• _EXERCISE_: From the entries that follow, work out how many lines contain "text". Write the number only.

BEGIN MATERIAL TO PROCESS

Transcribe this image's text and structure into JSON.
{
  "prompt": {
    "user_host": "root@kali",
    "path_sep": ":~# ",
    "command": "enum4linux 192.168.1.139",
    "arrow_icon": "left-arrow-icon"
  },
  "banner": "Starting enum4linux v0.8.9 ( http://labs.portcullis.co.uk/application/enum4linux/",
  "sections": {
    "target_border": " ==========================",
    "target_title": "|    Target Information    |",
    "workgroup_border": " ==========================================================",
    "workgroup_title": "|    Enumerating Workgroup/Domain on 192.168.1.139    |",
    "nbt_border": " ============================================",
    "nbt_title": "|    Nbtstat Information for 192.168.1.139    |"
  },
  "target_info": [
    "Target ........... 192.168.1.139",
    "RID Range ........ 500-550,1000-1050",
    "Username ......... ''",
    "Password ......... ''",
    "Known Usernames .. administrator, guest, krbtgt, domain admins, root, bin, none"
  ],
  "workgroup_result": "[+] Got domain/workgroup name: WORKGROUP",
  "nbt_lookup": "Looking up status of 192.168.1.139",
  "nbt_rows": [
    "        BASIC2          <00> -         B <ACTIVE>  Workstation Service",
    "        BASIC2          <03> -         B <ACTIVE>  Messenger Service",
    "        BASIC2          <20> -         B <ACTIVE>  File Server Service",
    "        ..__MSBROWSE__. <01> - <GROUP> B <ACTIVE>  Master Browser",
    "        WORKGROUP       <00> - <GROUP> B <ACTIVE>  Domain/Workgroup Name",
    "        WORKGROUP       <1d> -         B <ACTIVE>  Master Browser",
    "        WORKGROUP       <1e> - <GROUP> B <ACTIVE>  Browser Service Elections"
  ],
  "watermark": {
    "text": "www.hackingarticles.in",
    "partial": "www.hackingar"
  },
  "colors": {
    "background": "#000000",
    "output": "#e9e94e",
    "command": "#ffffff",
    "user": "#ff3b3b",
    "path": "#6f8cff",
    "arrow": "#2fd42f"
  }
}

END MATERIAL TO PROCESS

• _TASK RESULT_: 2